---- DATA PROVIDED

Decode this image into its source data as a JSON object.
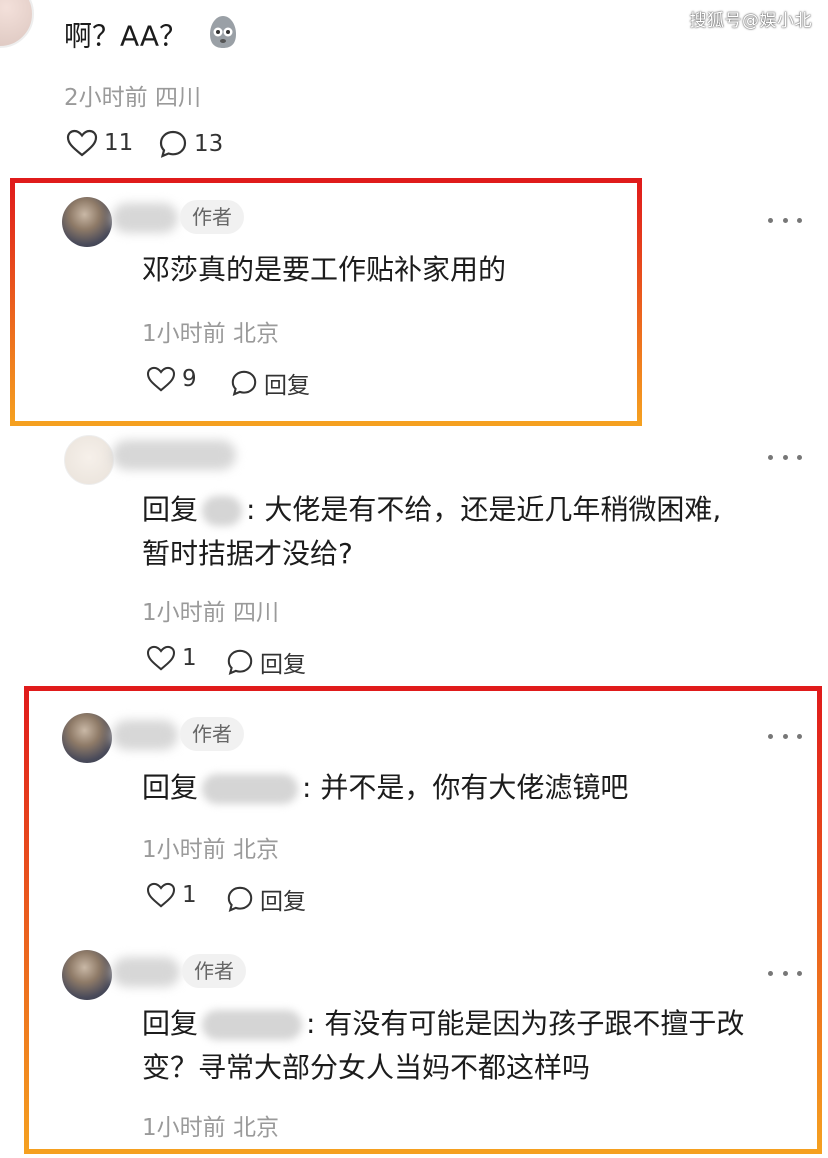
{
  "watermark": "搜狐号@娱小北",
  "top_comment": {
    "text": "啊？AA？",
    "meta": "2小时前 四川",
    "likes": "11",
    "replies": "13"
  },
  "author_badge": "作者",
  "reply_label": "回复",
  "reply1": {
    "text": "邓莎真的是要工作贴补家用的",
    "meta": "1小时前 北京",
    "likes": "9",
    "action": "回复"
  },
  "reply2": {
    "prefix": "回复",
    "line1": ": 大佬是有不给，还是近几年稍微困难,",
    "line2": "暂时拮据才没给?",
    "meta": "1小时前 四川",
    "likes": "1",
    "action": "回复"
  },
  "reply3": {
    "prefix": "回复",
    "text": ": 并不是，你有大佬滤镜吧",
    "meta": "1小时前 北京",
    "likes": "1",
    "action": "回复"
  },
  "reply4": {
    "prefix": "回复",
    "line1": ": 有没有可能是因为孩子跟不擅于改",
    "line2": "变？寻常大部分女人当妈不都这样吗",
    "meta": "1小时前 北京"
  },
  "colors": {
    "frame_top": "#e01b1b",
    "frame_bottom": "#f5a020",
    "meta_gray": "#9a9a9a"
  }
}
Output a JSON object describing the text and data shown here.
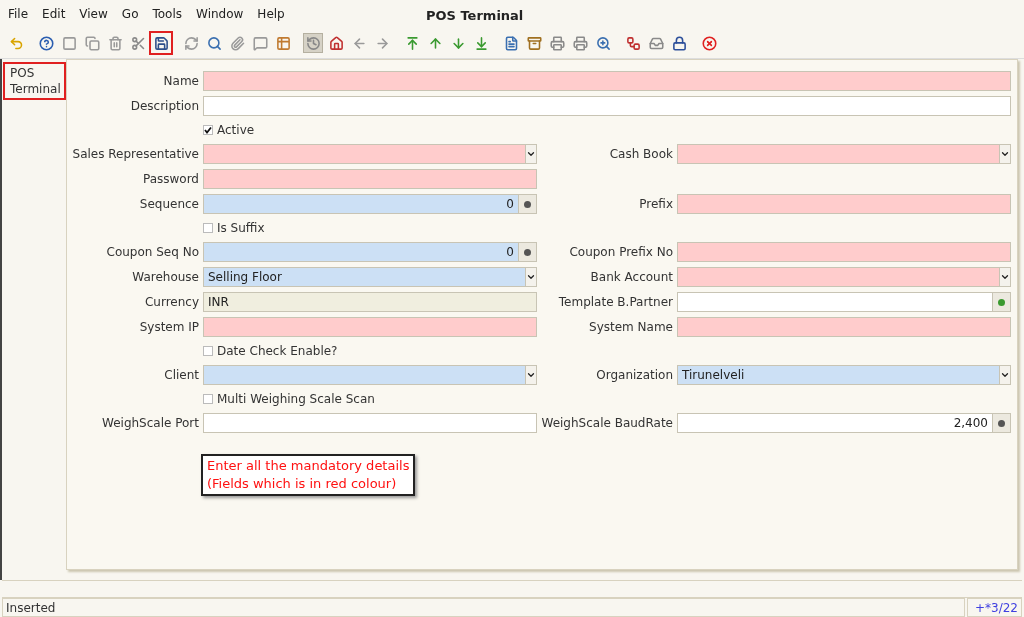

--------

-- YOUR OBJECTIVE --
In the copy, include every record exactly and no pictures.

-- EXERCISE OUTPUT --
Decode this image into its source data as a JSON object.
{
  "watermark": "搜狐号@娱小北",
  "top_comment": {
    "text": "啊？AA？",
    "meta": "2小时前 四川",
    "likes": "11",
    "replies": "13"
  },
  "author_badge": "作者",
  "reply_label": "回复",
  "reply1": {
    "text": "邓莎真的是要工作贴补家用的",
    "meta": "1小时前 北京",
    "likes": "9",
    "action": "回复"
  },
  "reply2": {
    "prefix": "回复",
    "line1": ": 大佬是有不给，还是近几年稍微困难,",
    "line2": "暂时拮据才没给?",
    "meta": "1小时前 四川",
    "likes": "1",
    "action": "回复"
  },
  "reply3": {
    "prefix": "回复",
    "text": ": 并不是，你有大佬滤镜吧",
    "meta": "1小时前 北京",
    "likes": "1",
    "action": "回复"
  },
  "reply4": {
    "prefix": "回复",
    "line1": ": 有没有可能是因为孩子跟不擅于改",
    "line2": "变？寻常大部分女人当妈不都这样吗",
    "meta": "1小时前 北京"
  },
  "colors": {
    "frame_top": "#e01b1b",
    "frame_bottom": "#f5a020",
    "meta_gray": "#9a9a9a"
  }
}
Output a JSON object describing the text and data shown here.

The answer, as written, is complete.